In comparison to Ghana, a top cocoa and gold exporter with similar geographic features, Mozambique has not taken advantage of its resources to develop more sustainably. At the low end of Transparency International’s Corruption Index, Mozambique’s weak institutional infrastructure indicates that the country’s natural resource wealth may, in fact, have a negative impact on the economy (Bucuane and Mulder 2007) and therefore requires a different development model. The first article in this special issue examines climate change impacts and adaptation options in Mozambique using modeling approaches. Thurlow and co-authors present a modeling framework
that investigates the range of impacts on Mozambique’s

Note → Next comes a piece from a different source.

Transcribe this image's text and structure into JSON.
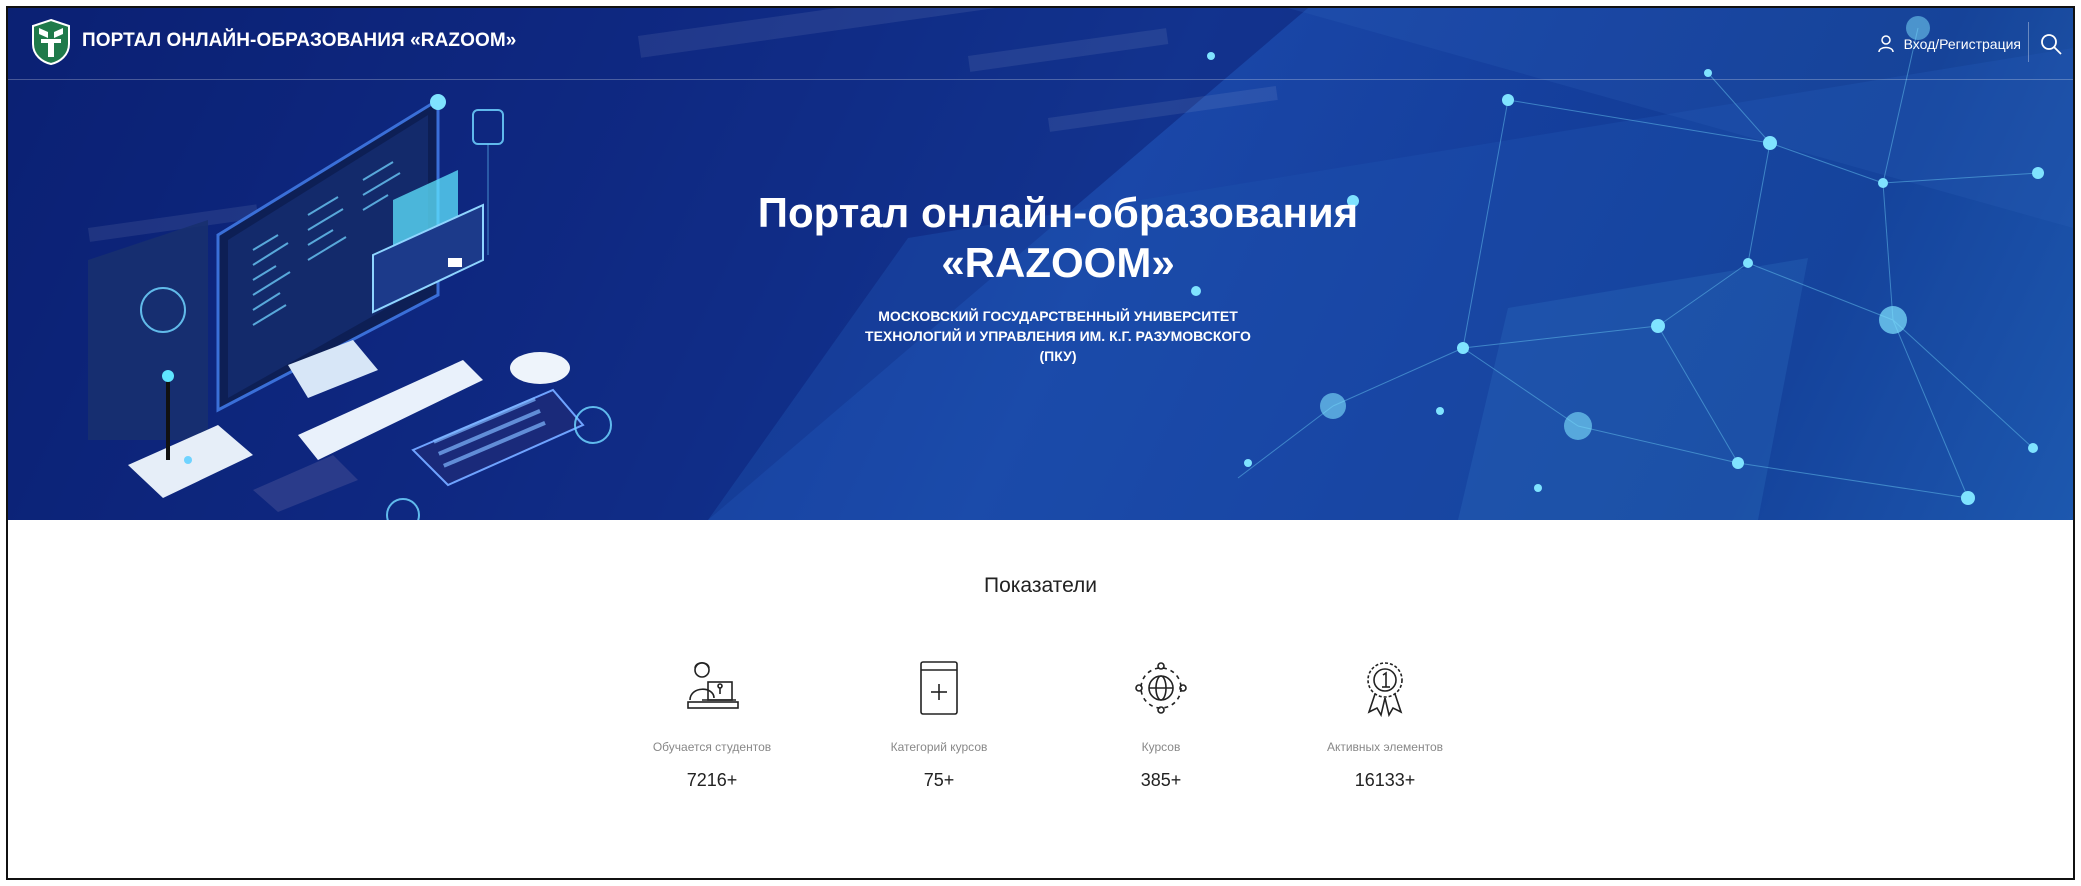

environment and economy by using the wettest find more and Tozasertib mw driest climate scenarios, at global and local levels. The first striking result is the contrasting impact depending on whether the extreme scenarios selleck chemicals llc were local or global. The authors predict that the frequency of most severe floods will double or quadruple under the global extreme scenarios, but will remain about the same in the local wet/dry scenarios. Crop yields show both negative and positive impacts under most conditions, but the authors found that hydropower generation and road networks will suffer negative long-term impacts from just about all climate change scenarios. The study concludes with transport, agriculture,
and education adaptation strategies. In his article, Ernest Moula introduces a different variable, gender, into the analysis of climate change impacts on agricultural yield in Cameroon where three quarters of food crop farmers are women. The study shows how women, whose farms often earn lower profits, adapt to uncertainties in yield versus those of men, relying less on adaptations that require extensive resource use, and are less likely to consider migration. In general, farmers are willing to employ Farnesyltransferase various risk management options to deal with uncertain weather patterns, and women tend to shift to crops that require less work and investment when responding to rainfall signals. Women were also found to be less likely to resort to labor migration in times of low farm productivity. The next two articles examine the institutional limitations in implementing government policies for water sanitation in Tanzania and Environmental Impact Assessment in Malawi focusing on the policy implementation process led by various levels of governments. The contributors assess how these policies facilitate the engagement of relevant stakeholders in the project. Jimenez and Perez-Foguet explore the decentralization of responsibilities to regional governments and village councils towards ensuring adequate water supply to rural communities.